- Guaranteed Income Supplement (GIS)
An extra non-taxable benefit added to your OAS pension available to those with low income and living in Canada.
- Allowance and Allowance for the Survivor
If you’re between the ages of 60 and 64, have a spouse or common-law partner who receives OAS pension and qualifies for GIS, you can likely also receive this benefit. Allowance for the Survivor is an additional benefit that could be available to those between the ages of 60 and 64 and widowed.
To learn more about eligibility and your options with OAS pension, visit Government of Canada’s website to learn more.
If you’re lucky enough, depending on where you work, you may have an employer-sponsored pension plan which is offered as part of their benefits package. These benefits can play a big role in your retirement income.
Plans are often administered in two ways, they can be either a defined contribution plan or a defined benefit plan.
- Defined contribution plans
This plan works by setting an amount that both you and your company contribute to annually which is usually based on your income. These plans require that you close the plan by the end of the year you turn 71. You can either withdraw your money and pay taxes on the income, transfer your funds to a registered retirement income fund (RRIF), or purchase an annuity.
- Defined benefit pensions
This plan pays you a set income at retirement and your payments are usually calculated using your income and the number of years you spent working. It’s as simple (and as beautiful) as that.
Your employer pension plan can have a pretty big influence on your retirement income, especially if you stay with your company for a long period of time. Some of the best employer pension plans, often defined benefit pensions, can replace up to a maximum of 70% of your income at retirement.
Your RRSP Investments
Since there’s such a decline in the number of companies offering a defined benefit pension, your retirement income will likely come from your Registered Retirement Savings Plan (RRSP) investments—that is if you have contributed to your RRSPs over the years!
An RRSP is a tax-effective and savings driven account designed to help you save for retirement. The main advantage of an RRSP is that contributions reduce your taxable income, giving you a better refund when it’s time to file your return, while also providing you stability at retirement.
You can cash in your RRSPs as soon as you retire.
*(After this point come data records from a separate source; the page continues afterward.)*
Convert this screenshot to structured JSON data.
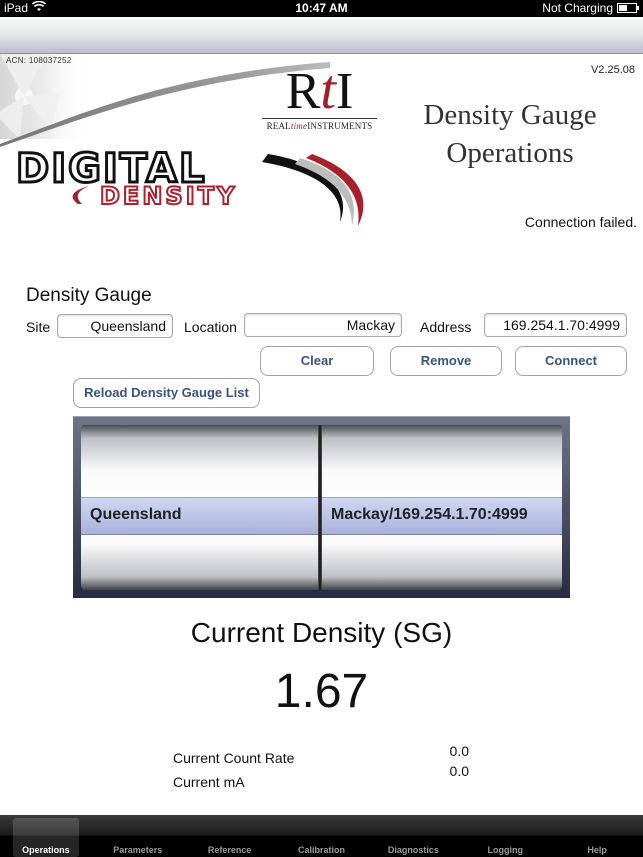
{
  "status_bar": {
    "device": "iPad",
    "time": "10:47 AM",
    "charging_status": "Not Charging",
    "battery_level": 0.5
  },
  "header": {
    "acn": "ACN: 108037252",
    "version": "V2.25.08",
    "title_line1": "Density Gauge",
    "title_line2": "Operations",
    "connection_status": "Connection failed.",
    "logos": {
      "rti_mark_r": "R",
      "rti_mark_t": "t",
      "rti_mark_i": "I",
      "rti_sub_pre": "REAL",
      "rti_sub_mid": "time",
      "rti_sub_post": "INSTRUMENTS",
      "product_line1": "DIGITAL",
      "product_line2": "DENSITY"
    }
  },
  "gauge_form": {
    "section_title": "Density Gauge",
    "site_label": "Site",
    "site_value": "Queensland",
    "location_label": "Location",
    "location_value": "Mackay",
    "address_label": "Address",
    "address_value": "169.254.1.70:4999",
    "buttons": {
      "clear": "Clear",
      "remove": "Remove",
      "connect": "Connect",
      "reload": "Reload Density Gauge List"
    }
  },
  "picker": {
    "columns": [
      {
        "selected": "Queensland"
      },
      {
        "selected": "Mackay/169.254.1.70:4999"
      }
    ]
  },
  "readings": {
    "density_title": "Current Density (SG)",
    "density_value": "1.67",
    "count_rate_label": "Current Count Rate",
    "count_rate_value": "0.0",
    "ma_label": "Current mA",
    "ma_value": "0.0"
  },
  "tabbar": {
    "tabs": [
      {
        "label": "Operations",
        "active": true
      },
      {
        "label": "Parameters"
      },
      {
        "label": "Reference"
      },
      {
        "label": "Calibration"
      },
      {
        "label": "Diagnostics"
      },
      {
        "label": "Logging"
      },
      {
        "label": "Help"
      }
    ]
  }
}
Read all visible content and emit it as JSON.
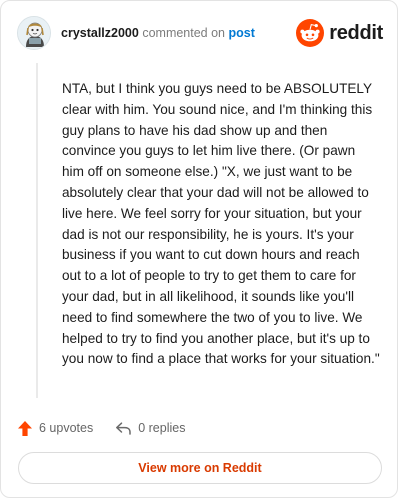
{
  "header": {
    "username": "crystallz2000",
    "action_text": "commented on",
    "post_link": "post",
    "brand": "reddit"
  },
  "comment": {
    "text": "NTA, but I think you guys need to be ABSOLUTELY clear with him. You sound nice, and I'm thinking this guy plans to have his dad show up and then convince you guys to let him live there. (Or pawn him off on someone else.) \"X, we just want to be absolutely clear that your dad will not be allowed to live here. We feel sorry for your situation, but your dad is not our responsibility, he is yours. It's your business if you want to cut down hours and reach out to a lot of people to try to get them to care for your dad, but in all likelihood, it sounds like you'll need to find somewhere the two of you to live. We helped to try to find you another place, but it's up to you now to find a place that works for your situation.\""
  },
  "actions": {
    "upvotes": "6 upvotes",
    "replies": "0 replies"
  },
  "footer": {
    "view_more": "View more on Reddit"
  },
  "colors": {
    "brand_orange": "#ff4500",
    "link_blue": "#0079d3",
    "view_more_text": "#d93a00",
    "upvote_arrow": "#ff4500"
  },
  "icons": {
    "avatar": "avatar",
    "logo": "reddit-snoo-icon",
    "upvote": "upvote-arrow-icon",
    "reply": "reply-arrow-icon"
  }
}
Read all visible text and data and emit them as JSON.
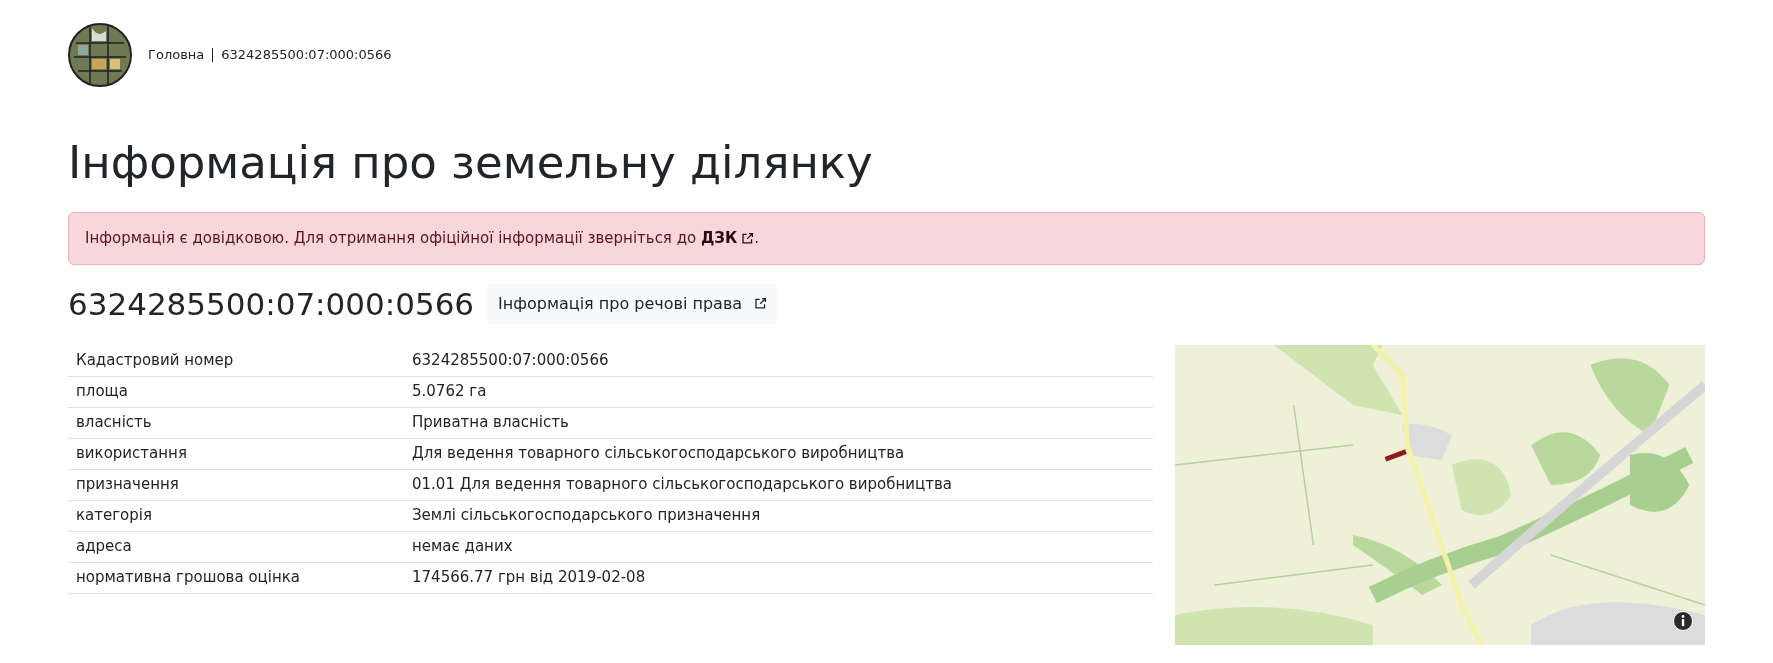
{
  "breadcrumb": [
    {
      "label": "Головна"
    },
    {
      "label": "6324285500:07:000:0566"
    }
  ],
  "title": "Інформація про земельну ділянку",
  "alert": {
    "text": "Інформація є довідковою. Для отримання офіційної інформації зверніться до",
    "link": "ДЗК",
    "end": "."
  },
  "cadastral_number": "6324285500:07:000:0566",
  "rights_button": "Інформація про речові права",
  "table": {
    "rows": [
      {
        "label": "Кадастровий номер",
        "value": "6324285500:07:000:0566"
      },
      {
        "label": "площа",
        "value": "5.0762 га"
      },
      {
        "label": "власність",
        "value": "Приватна власність"
      },
      {
        "label": "використання",
        "value": "Для ведення товарного сільськогосподарського виробництва"
      },
      {
        "label": "призначення",
        "value": "01.01 Для ведення товарного сільськогосподарського виробництва"
      },
      {
        "label": "категорія",
        "value": "Землі сільськогосподарського призначення"
      },
      {
        "label": "адреса",
        "value": "немає даних"
      },
      {
        "label": "нормативна грошова оцінка",
        "value": "174566.77 грн від 2019-02-08"
      }
    ]
  }
}
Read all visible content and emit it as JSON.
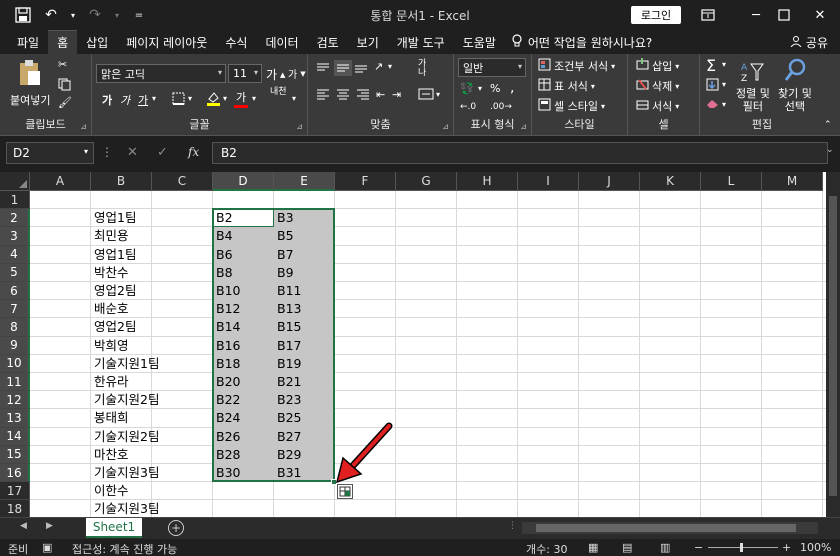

However, you’ll need to convert your RRSP to a RRIF by December 31 of the year you turn 71. If you want to cash in your RRSPs before you retire, be prepared to pay penalties. That’s why it’s best to invest for the long haul when it comes to RRSPs.
Your Other Investments
Another factor in your retirement income can come from investments outside of contribution plans and RRSPs.
Whether you’re investing in stocks and bonds or GICs to help you invest your money in mutual funds, you might want to consider if your current strategy is working for you.
Since contributing to registered plans is top of mind when it comes to building a retirement fund for most individuals, finding the resources to contribute to non-RRSP investments can be harder to do. It’s important to understand how your money is invested and what you’re paying in fees in order to maximize your returns. That’s why we’re seeing a general upward trend of investors choosing to diversify their investment strategy to include a low-cost ETF portfolio solution that is professionally managed and costs a fraction of the price of traditional investments like mutual funds.
Your property can also become a source of income at retirement. Depending on your situation, you can create rental income with your current home by renting your basement or spare bedrooms on a short-term or long-term basis. Downsizing and using your property’s proceeds for your retirement can also fuel more income for you at retirement, or serve as a fund for you to tap into during your retirement.
Source 1: Information regarding Canada Pension Plan- https://www.canada.ca/en/services/benefits/publicpensions/cpp/cpp-benefit/amount.html
Source 2: Information regarding OAS Pensions – https://www.canada.ca/en/services/benefits/publicpensions/cpp/old-age-security.html
Source 3: Information regarding Employer Pensions – https://www.canada.ca/en/financial-consumer-agency/services/financial-toolkit/retirement-pensions/retirement-pensions-2/7.html